Their daughter, Honey Hood, now has three daughters of her own. She has only met Mr. Tallio in person once, and is still trying to comprehend the possibility that his conviction could be overturned, and that the father she has never known could one day be free.
“I’m happy that he finally got what he deserved, but at the same time I’m a little scared because I don’t know how to go about building a bond with him like I have with my stepfather,” she says. “And I’ve explained to my children that they do have another grandfather, but the only grandfather they know is my stepdad. I’m scared of how all of it is going to play out. I’m thinking when he does get out, it’s going to be such a shock to him to be back in society.”
Some of the same concerns are weighing on Robyn Batryn, who says she’s even wondered whether she should have pushed to have his case reviewed, knowing how hard it would be for Mr. Tallio to adjust to life outside an institution.
“My guts have been churned up because I questioned myself whether I was doing the right thing by him, even though I thought he wasn’t guilty,” she says. “How was he going to cope himself after being in there so long, and was I putting him at risk? That’s still my feeling now.”
Mr. Tallio has spent his entire life in prison, and in many ways he is still a teenager, his life frozen at the point he went inside. Many of the relatives and friends who believed in him are now dead, as are witnesses and professionals who were involved with his case. Lives have come and gone while he has been behind bars. The world has changed drastically.
“He is going to need an awful lot of support,” says Ms. Batryn, who has recently been going with her mother to see him every week. “He’s going to find it extremely hard, I don’t think he has any concept of it. It’s going to be tough.”

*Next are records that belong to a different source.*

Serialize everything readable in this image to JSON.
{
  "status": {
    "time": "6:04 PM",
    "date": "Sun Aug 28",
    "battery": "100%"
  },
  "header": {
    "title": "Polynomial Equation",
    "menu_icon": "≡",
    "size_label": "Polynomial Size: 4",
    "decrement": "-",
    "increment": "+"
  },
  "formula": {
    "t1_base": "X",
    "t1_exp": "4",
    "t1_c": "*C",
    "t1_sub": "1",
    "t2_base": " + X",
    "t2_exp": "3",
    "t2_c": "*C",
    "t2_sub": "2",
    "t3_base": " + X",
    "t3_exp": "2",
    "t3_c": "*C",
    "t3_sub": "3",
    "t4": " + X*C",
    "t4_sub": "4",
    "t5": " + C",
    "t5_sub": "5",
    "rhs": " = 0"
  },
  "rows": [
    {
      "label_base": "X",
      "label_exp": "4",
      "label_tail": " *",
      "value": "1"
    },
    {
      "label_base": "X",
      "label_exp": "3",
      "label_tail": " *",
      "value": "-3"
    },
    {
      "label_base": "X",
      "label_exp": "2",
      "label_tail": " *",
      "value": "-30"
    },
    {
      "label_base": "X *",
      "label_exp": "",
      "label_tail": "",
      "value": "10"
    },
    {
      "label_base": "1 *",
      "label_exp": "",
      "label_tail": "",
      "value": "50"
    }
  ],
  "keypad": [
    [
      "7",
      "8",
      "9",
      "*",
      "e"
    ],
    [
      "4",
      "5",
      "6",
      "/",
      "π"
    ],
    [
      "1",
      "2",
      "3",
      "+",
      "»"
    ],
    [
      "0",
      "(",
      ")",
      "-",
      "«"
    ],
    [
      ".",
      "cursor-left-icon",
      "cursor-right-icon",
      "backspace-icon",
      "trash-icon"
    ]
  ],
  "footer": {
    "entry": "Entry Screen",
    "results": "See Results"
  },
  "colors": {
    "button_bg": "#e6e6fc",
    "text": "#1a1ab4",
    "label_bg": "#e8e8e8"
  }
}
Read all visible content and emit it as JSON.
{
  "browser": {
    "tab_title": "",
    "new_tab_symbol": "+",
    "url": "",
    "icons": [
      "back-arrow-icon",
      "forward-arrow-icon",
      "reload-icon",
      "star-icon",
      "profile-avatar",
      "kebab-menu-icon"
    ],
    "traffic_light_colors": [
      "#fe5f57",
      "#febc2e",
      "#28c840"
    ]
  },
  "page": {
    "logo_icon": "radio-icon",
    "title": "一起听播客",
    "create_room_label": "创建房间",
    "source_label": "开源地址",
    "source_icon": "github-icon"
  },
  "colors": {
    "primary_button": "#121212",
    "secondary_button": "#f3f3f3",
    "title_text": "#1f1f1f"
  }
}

Mr. Tallio and his lawyer, Ms. Barsky, also speak regularly, and they communicate in writing as well, because he expresses himself more easily and clearly that way. In a letter to her in 2012, Mr. Tallio remembered how his grandmother made him promise never to give up, and told him, “The truth will one day come out.”
“Some people have asked me why I don’t just say that I did it so that I can get out on parole,” he wrote in his affidavit filed with the court. “I said that I wouldn’t do that, because I am innocent.”
Jana Pruden is a feature writer at The Globe and Mail.
Phillip Tallio in his own words
In letters: In a 2012 letter, Phillip Tallio tells lawyer Rachel Barsky about his daily struggle with depression and suicidal thoughts in prison. Read the letter below.
In poetry: Mr. Tallio describes how an Indigenous elder’s words inspired him to write a poem about how he coped with life in captivity. Read the poem below.
The letter: ‘My biggest enemy right now is depression’
The poem: ‘Never My Spirit, Does a Prison Hold’
When I wrote this poem, it was because of what I had heard one of our Native Elders say. He told us that there was nothing in this world that could keep our Spirits from escaping from any form of prison, whether it be the type we are in now, or whether it is the type we would face if we were civilians on the outside.
He told us that if we concentrated hard enough, we would be able to feel our Spirits leaving our bodies. But in order to accomplish this, our minds had to be totally clear of any hate towards even our worst of enemies. I tried this one night in my cell, and I was surprised that it had worked. Every now and then I feel the need to get out of the negative environment that prison presents to us everyday, so I sit back and concentrate on taking that little trip outside of these walls that hold us in.
That is how I came up with the concept for this poem. Some may call it weird, some may call me crazy, but I call it my only means of freedom while I am still in this prison.
CRIME AND CONSEQUENCES: MORE FROM JANA G. PRUDEN